When it comes to ideation and the generation of great ideas, it is a well known fact that quantity beats quality every day of the week. The biggest problem, however, is that quantity does not come easily to most of us. The fear of saying something wrong or presenting an idea that others will not approve of is always present, and to break free of that ball and chain is essential for any team to excel in what they do.

In an article titled “How to tease out great ideas of every member on your team” Lydia Dishman presents a few tips on how to encourage everyone to participate and how to keep the dominant persons in the groups at bay.

I personally feel strongly for the tactics suggested in the article, but as alwyas it demands a lot of trust from the team members to engage in an excercise like this. Much to often, the damp blanket of old habits is never lifted from the participants, and instead of participation and creativity, all members feel awkward and wants to crawl out of their skins rather than stay another minute. I know, beacuse I’ve been there more than once.

To increase the chances of reaching creative Nirvana, I suggest the following steps are taken before jumping into the excercise itself.

1. Establish buy-in from all participants.
More often than not on these facilitated creative sessions, the purpose of the exercise is not clear to all attendees – and even if it is, it’s not always that everyone agrees that this purpose is worth while spending their precious time on. So, before starting to seat people, make sure everyone present is interested in contributing and let the ones who are not tend to their business as usual.

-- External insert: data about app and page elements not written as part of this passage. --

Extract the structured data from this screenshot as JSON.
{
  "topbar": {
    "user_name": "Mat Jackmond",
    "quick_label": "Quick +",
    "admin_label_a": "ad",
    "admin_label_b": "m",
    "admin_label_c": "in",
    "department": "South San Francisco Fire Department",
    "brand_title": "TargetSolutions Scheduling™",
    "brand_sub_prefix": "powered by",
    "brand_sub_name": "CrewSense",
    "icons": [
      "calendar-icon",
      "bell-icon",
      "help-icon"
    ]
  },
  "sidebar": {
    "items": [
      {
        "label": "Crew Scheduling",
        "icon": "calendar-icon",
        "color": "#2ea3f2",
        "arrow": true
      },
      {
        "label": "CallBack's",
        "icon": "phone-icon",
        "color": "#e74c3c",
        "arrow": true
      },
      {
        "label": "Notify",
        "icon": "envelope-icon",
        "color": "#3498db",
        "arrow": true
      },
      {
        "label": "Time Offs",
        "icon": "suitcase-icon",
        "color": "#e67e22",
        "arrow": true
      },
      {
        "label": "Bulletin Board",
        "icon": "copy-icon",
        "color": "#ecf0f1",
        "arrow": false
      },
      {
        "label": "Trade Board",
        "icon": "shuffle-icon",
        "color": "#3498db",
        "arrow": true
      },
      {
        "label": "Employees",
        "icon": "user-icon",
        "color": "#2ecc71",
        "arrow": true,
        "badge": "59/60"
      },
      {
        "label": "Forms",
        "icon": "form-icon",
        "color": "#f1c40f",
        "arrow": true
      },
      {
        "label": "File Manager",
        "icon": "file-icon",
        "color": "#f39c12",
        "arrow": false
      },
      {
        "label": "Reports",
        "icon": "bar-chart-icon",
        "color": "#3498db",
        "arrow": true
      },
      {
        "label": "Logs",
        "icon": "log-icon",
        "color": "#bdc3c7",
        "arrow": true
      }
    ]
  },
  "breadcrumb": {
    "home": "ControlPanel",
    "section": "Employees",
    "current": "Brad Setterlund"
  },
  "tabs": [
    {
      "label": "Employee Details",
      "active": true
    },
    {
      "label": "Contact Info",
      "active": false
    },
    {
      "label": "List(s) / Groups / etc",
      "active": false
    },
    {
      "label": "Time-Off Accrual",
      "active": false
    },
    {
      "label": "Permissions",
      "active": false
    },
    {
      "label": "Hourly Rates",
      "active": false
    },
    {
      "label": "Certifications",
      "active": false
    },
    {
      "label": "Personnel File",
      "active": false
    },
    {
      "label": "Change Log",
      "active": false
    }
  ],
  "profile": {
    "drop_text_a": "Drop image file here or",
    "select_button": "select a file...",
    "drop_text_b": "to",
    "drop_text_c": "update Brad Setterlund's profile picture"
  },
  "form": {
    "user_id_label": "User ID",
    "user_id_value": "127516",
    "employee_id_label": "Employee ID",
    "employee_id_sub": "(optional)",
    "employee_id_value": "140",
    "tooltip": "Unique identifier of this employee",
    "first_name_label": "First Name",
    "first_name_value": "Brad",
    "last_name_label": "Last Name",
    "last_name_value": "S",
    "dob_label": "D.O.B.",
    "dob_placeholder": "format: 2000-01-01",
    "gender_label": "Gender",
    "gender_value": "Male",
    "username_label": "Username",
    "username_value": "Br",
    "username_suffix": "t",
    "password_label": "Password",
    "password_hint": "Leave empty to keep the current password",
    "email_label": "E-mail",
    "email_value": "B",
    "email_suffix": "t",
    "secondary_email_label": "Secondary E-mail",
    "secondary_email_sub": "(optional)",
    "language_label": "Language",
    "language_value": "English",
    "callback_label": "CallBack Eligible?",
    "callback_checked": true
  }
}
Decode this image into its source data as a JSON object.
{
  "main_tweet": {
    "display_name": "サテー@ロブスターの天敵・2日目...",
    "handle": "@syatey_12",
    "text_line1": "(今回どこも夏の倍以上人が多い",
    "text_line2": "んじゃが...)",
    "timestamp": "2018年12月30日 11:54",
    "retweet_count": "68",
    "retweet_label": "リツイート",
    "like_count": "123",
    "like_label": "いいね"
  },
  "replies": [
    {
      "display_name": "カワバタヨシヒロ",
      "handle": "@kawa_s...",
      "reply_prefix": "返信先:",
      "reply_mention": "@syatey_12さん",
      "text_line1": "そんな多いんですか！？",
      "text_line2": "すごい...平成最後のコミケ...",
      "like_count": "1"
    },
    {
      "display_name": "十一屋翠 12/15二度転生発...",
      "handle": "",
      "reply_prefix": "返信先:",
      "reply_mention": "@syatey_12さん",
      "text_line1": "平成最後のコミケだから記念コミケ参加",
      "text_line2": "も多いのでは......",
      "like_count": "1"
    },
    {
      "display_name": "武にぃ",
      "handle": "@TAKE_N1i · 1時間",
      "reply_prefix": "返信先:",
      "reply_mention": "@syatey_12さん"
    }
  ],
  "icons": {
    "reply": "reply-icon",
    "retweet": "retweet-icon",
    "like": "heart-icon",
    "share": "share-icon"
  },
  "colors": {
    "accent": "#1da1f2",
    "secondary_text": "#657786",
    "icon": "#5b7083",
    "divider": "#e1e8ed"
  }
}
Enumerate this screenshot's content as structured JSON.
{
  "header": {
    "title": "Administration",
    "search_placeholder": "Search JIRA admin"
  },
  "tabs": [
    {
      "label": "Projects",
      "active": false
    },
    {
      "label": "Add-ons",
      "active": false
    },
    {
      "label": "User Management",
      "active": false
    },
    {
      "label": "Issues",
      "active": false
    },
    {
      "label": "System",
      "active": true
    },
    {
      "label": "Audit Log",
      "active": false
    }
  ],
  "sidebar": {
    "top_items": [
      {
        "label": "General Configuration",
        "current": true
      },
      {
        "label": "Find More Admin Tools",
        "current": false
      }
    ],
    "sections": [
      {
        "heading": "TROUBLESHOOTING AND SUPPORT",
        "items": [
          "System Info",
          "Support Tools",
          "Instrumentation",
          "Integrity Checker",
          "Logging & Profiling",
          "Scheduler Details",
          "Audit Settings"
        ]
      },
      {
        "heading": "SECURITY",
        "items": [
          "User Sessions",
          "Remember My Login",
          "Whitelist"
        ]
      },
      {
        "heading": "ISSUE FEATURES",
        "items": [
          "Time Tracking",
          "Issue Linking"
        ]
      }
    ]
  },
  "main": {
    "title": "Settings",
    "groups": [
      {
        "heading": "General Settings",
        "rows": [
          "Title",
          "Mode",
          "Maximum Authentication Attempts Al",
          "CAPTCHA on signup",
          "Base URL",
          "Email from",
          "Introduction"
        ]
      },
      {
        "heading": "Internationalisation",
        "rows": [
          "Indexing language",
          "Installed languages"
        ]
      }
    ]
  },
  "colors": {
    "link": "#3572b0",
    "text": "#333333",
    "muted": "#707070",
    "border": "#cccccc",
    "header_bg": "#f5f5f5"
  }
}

2. Do some excersises in divergent thinking
More often than not, the brainy people with great analytic ability are the ones who get the last say in any conversation based solely on their ability to reason. For lateral thinking however, this ability is not always a gift. To start loosening up the brains of the gathered crowd and begin making sure everyone understans that right and wrong is not the name of the game at the moment, present a few divergence tets and see if you can start getting people in the mood.

3. Remind everyone that there is no right and wrong and only one rule: Noone can even as much as hint that something is a better or worse idea than something else.
As stated earlier, this is not an exercise in solving a problem or evaluating or testing ideas. It is just about generating them. And the more ideas there are, the better it is, and the only thing that will keep ideas off the table is peoples’ fear of not having the right ones.

Now you are ready to go about and start generating a bucket full of great (and of course less great!) ideas for later evaluation and prototyping.

Good luck with your ideation session!

[Image: Flickr user tomczak | Released]